Every once in awhile I'll go through my digital pictures. I'll click through events and look at all we've been doing - sorta like looking at a scrapbook. Only it's on a monitor instead of in a nice book on the coffee table. Also, there are no captions or journaling. GAAAHHH - I feel guilty already.
So anyway, I look through them and find pics I've forgotten. Pictures around which I had entire blog posts planned. Pictures so interesting - so beautiful and touching - that it seems a shame to let them lie dormant, unknown to anyone but me.
Today I'm dusting some of them off.
Way back last June, when we were in Kansas, I posted a bunch of pics of the kids on the farm. There were the tractors and wheat fields, cousins and animals but I neglected one of the most important activities in which we engage when we go home - spider hunting.
Oh yes. Spider hunting.
And I can hear you - all of you - saying, "Eeeuww!"
OK, maybe that was me. Because I'm a sick, twisted individual. My fear and loathing of spiders is well-documented on this blog. So why - you ask - would I expose myself to nasty spiders on purpose?
Well, because it's . . . . um, uh . . . . and there's always . . . uh . . .
I have no idea.
My mom taught us how to do it when we were little kids. We grew up doing it when our friends came over or our city-cousins came to visit (hey - can we show you a good time in the country or WHAT?). My siblings and I have taught our kids to do it, too. What can I say? I guess I haven't grown out of it. I prefer knowing when and where I'll see the spider versus seeing one unexpectedly and having the crap scared out of me. I like control over my spider-sightings.
So, I bring you a beloved tradition, handed down generation to generation in my family:
We begin by walking slowly around the field or in this case, Grandma and Grandpa's yard.

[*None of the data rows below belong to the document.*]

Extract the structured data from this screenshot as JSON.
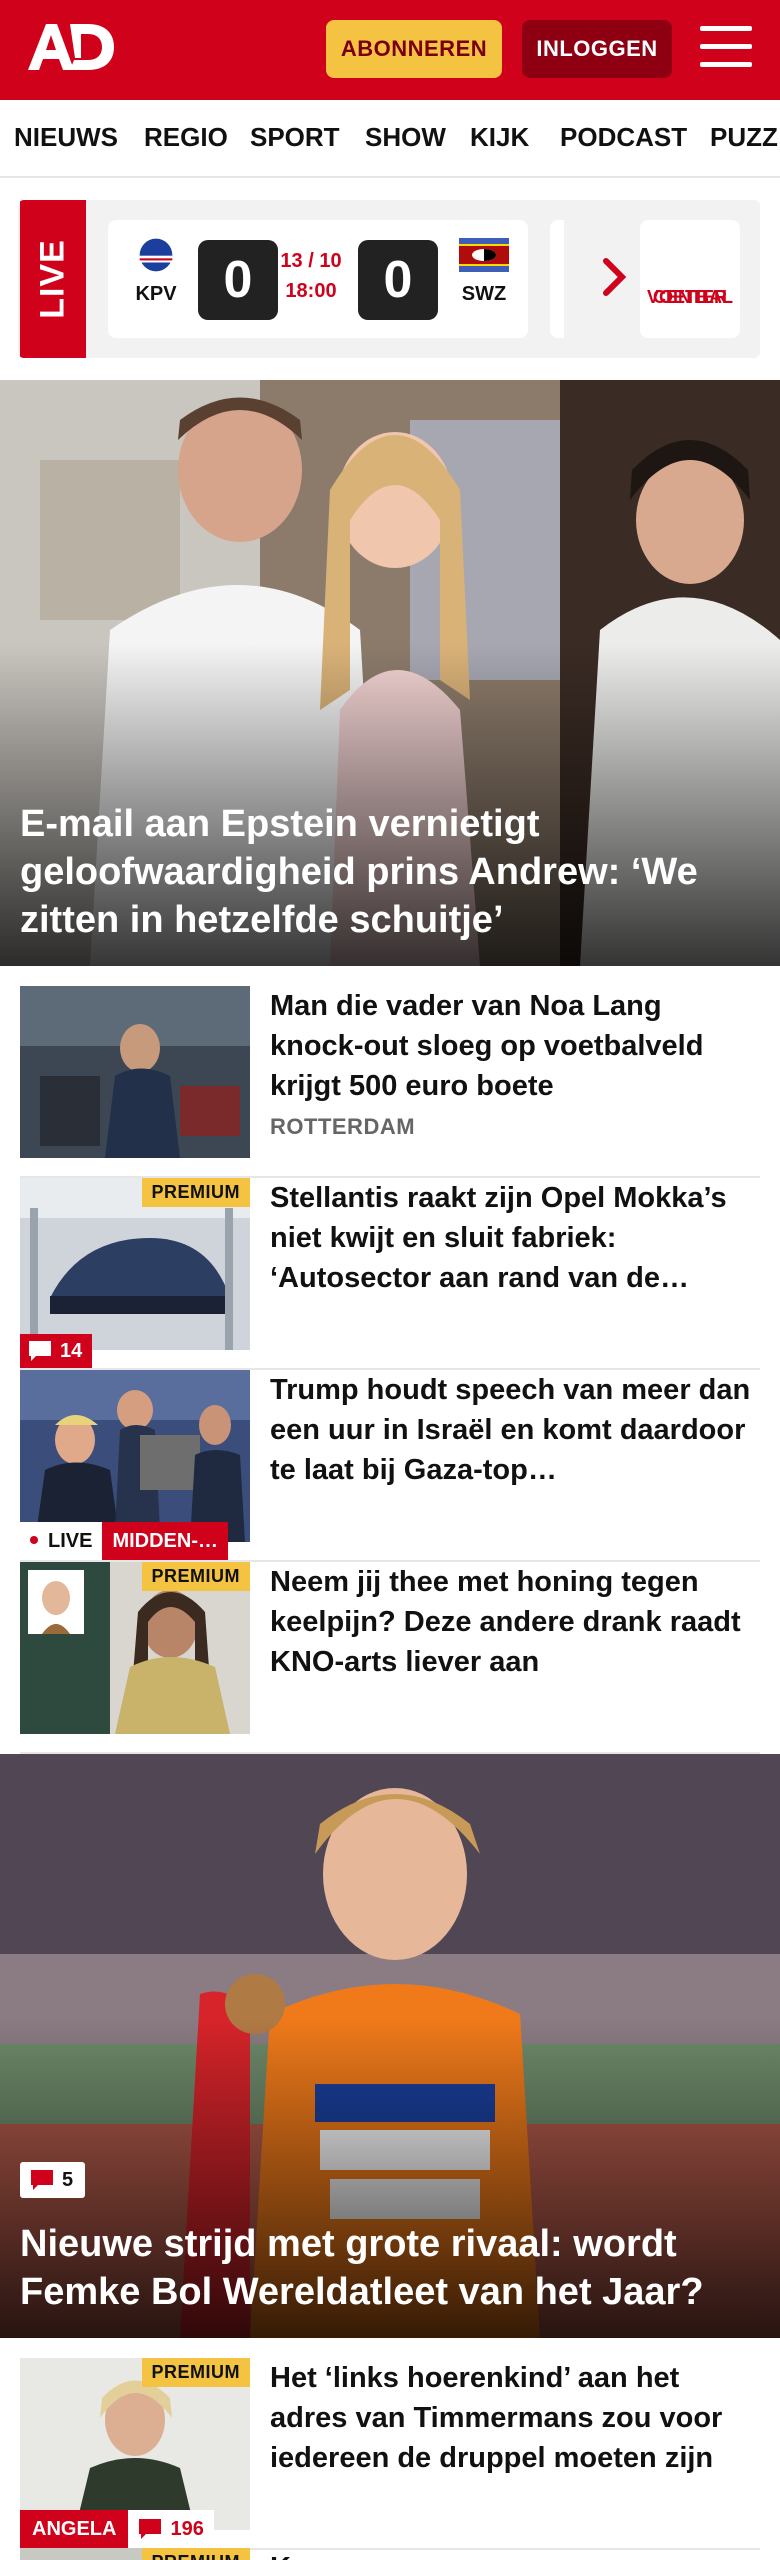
{
  "header": {
    "logo": "AD",
    "subscribe_label": "ABONNEREN",
    "login_label": "INLOGGEN"
  },
  "nav": {
    "items": [
      "NIEUWS",
      "REGIO",
      "SPORT",
      "SHOW",
      "KIJK",
      "PODCAST",
      "PUZZ"
    ]
  },
  "live": {
    "badge": "LIVE",
    "match": {
      "home_code": "KPV",
      "away_code": "SWZ",
      "home_score": "0",
      "away_score": "0",
      "date": "13 / 10",
      "time": "18:00"
    },
    "center_line1": "VOETBAL",
    "center_line2": "CENTER"
  },
  "hero1": {
    "headline": "E-mail aan Epstein vernietigt geloofwaardigheid prins Andrew: ‘We zitten in hetzelfde schuitje’"
  },
  "articles": [
    {
      "title": "Man die vader van Noa Lang knock-out sloeg op voetbalveld krijgt 500 euro boete",
      "meta": "ROTTERDAM"
    },
    {
      "title": "Stellantis raakt zijn Opel Mokka’s niet kwijt en sluit fabriek: ‘Autosector aan rand van de…",
      "premium": "PREMIUM",
      "comments": "14"
    },
    {
      "title": "Trump houdt speech van meer dan een uur in Israël en komt daardoor te laat bij Gaza-top…",
      "live": "LIVE",
      "category": "MIDDEN-…"
    },
    {
      "title": "Neem jij thee met honing tegen keelpijn? Deze andere drank raadt KNO-arts liever aan",
      "premium": "PREMIUM"
    }
  ],
  "hero2": {
    "headline": "Nieuwe strijd met grote rivaal: wordt Femke Bol Wereldatleet van het Jaar?",
    "comments": "5"
  },
  "articles2": [
    {
      "title": "Het ‘links hoerenkind’ aan het adres van Timmermans zou voor iedereen de druppel moeten zijn",
      "premium": "PREMIUM",
      "author": "ANGELA",
      "comments": "196"
    },
    {
      "title": "Kassa",
      "premium": "PREMIUM"
    }
  ],
  "colors": {
    "brand_red": "#d0021b",
    "premium_yellow": "#f5c342",
    "login_dark_red": "#8e0011"
  },
  "icons": [
    "hamburger-menu-icon",
    "chevron-right-icon",
    "comment-icon",
    "flag-kpv-icon",
    "flag-swz-icon"
  ]
}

We're looking for holes in the ground. These holes have a border of grass and webbing built up around the rim. I think they're some kind of trap-door spider but we always called them Wolf spiders. And they're big. And fast. And nasty.
I can't remember - why do I do this?

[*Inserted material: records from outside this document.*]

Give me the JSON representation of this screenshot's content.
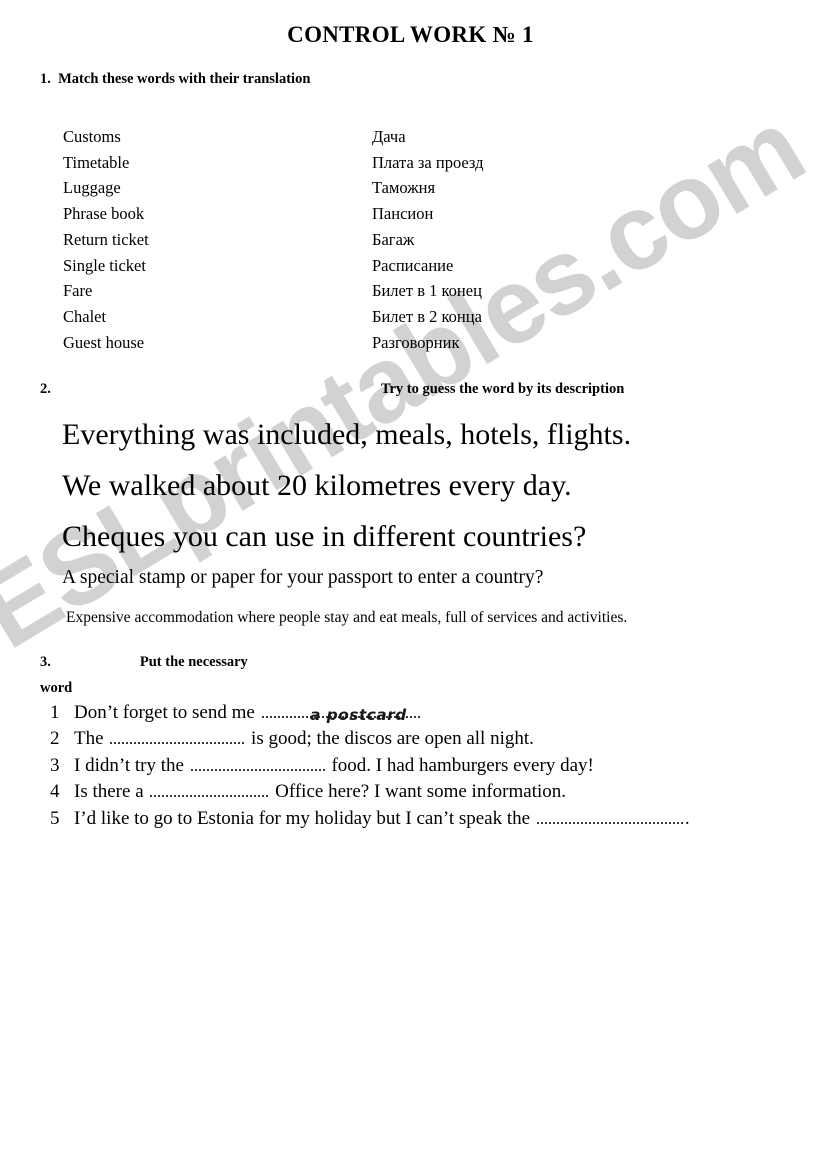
{
  "document": {
    "title": "CONTROL WORK № 1",
    "watermark": "ESLprintables.com",
    "watermark_color": "#d2d2d2"
  },
  "section1": {
    "number": "1.",
    "heading": "Match these words with their translation",
    "english_words": [
      "Customs",
      "Timetable",
      "Luggage",
      "Phrase book",
      "Return ticket",
      "Single ticket",
      "Fare",
      "Chalet",
      "Guest house"
    ],
    "russian_words": [
      "Дача",
      "Плата за проезд",
      "Таможня",
      "Пансион",
      "Багаж",
      "Расписание",
      "Билет в 1 конец",
      "Билет в 2 конца",
      "Разговорник"
    ]
  },
  "section2": {
    "number": "2.",
    "heading": "Try to guess the word by its description",
    "descriptions": [
      "Everything was included, meals, hotels, flights.",
      "We walked about 20 kilometres every day.",
      "Cheques you can use in different countries?",
      "A special stamp or paper for your passport to enter a country?",
      "Expensive accommodation where people stay and eat meals, full of services and activities."
    ]
  },
  "section3": {
    "number": "3.",
    "heading_line1": "Put the necessary",
    "heading_line2": "word",
    "items": [
      {
        "index": "1",
        "before": "Don’t forget to send me",
        "after": "",
        "answer": "a postcard"
      },
      {
        "index": "2",
        "before": "The",
        "after": "is good; the discos are open all night.",
        "answer": ""
      },
      {
        "index": "3",
        "before": "I didn’t try the",
        "after": "food. I had hamburgers every day!",
        "answer": ""
      },
      {
        "index": "4",
        "before": "Is there a",
        "after": "Office here?  I want some information.",
        "answer": ""
      },
      {
        "index": "5",
        "before": "I’d like to go to Estonia for my holiday but I can’t speak the",
        "after": ".",
        "answer": ""
      }
    ]
  }
}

This particular hole is pretty big, as indicated by Daniel's thumb. And just so you know - the bigger the hole, the bigger the spider. Thought I should clarify that in case you couldn't figure it out yourself.
If you haven't yet realized, I'm a master at stating the obvious.
Tear down the spider's carefully constructed perimeter and expose the hole.
Start pouring water down the hole and have a stick handy.
OK, we're pouring water and pausing to look for the spider coming up. And we're pouring, pausing, looking, pouring, pausing, looking, and . . . . .
Jackpot. Big spider whom we have just completely pissed off by flooding its home.
"What the $%!?/#! Are you kidding me with the *!^#-ing water? I JUST CLEANED THIS PLACE UP. Darn you to heck you horrible humans!"
Try to distract your kids from the profanity being uttered by the spider and get the stick behind it. It may be mad but it also has a highly developed sense of self-preservation. It will try to go back down the tunnel despite the flooding and you need to block its way.
If it can't go back down the hole, it'll start running around. We don't do anything mean to the spider, we just freak ourselves out, looking at it. When we're done freaking out we'll guide it back to it's flooded home and let it go back down the hole. Then we'll move on to another one.
To nobody's surprise, this spider was a big 'un - around 2-3 inches long and with it's legs spread out, about 3-4 inches in diameter. I'm just very slightly freaking out as I write those words.
In this particular case, the spider went on the offense.
It tried to attack the stick.
And, if I could make a tiny suggestion? Click on the above pictures and they'll blow up to screen-size. You can see the freaky, nasty spider at 20 times his size.
Yep. You'll sleep well tonight.
At this point, we had an unexpected visitor to the farm -
My brother, Dan.
Ain't he purty? He's also a smart ass. Which is the highest compliment I can pay another human being.
Still think he's purty? Doesn't matter, we don't love him for his looks. We love him for his spider-hunting capabilities. Dan's the only one of us who ever had the nerve to touch - with his bare hands - one of the spiders we were abusing.
So of course his visit was providential. The kids and I begged him to participate.
"Will you do it? Huh? Can you pick it up? With your hands? Huh? Please? It'd be AWESOME." And that was just me talking.
Now, if you're going to try this at home, you have to prepare yourself. You have to be in the perfect position, above the spider, so you can grab it around it's thorax, or middle part, very slightly squeezing its legs so it can't move.
So, Dan was psyching himself up for this, kneeling on the ground, still dressed in his nice work clothes and here's what I said,
"Don't hurt it! Be careful and don't squeeze it too tightly, OK? DON'T HURT IT."
To which my brother responded, "What about me?"
Anyway, Uncle Dan successfully captured the spider and was preparing to give it a big smooch, to the horrified delight of my kids.
Uncle Dan is a rock star for that reason alone.
So, if you've ever had any doubts about my capabilities as a wildlife expert, I hope this post has put those to rest.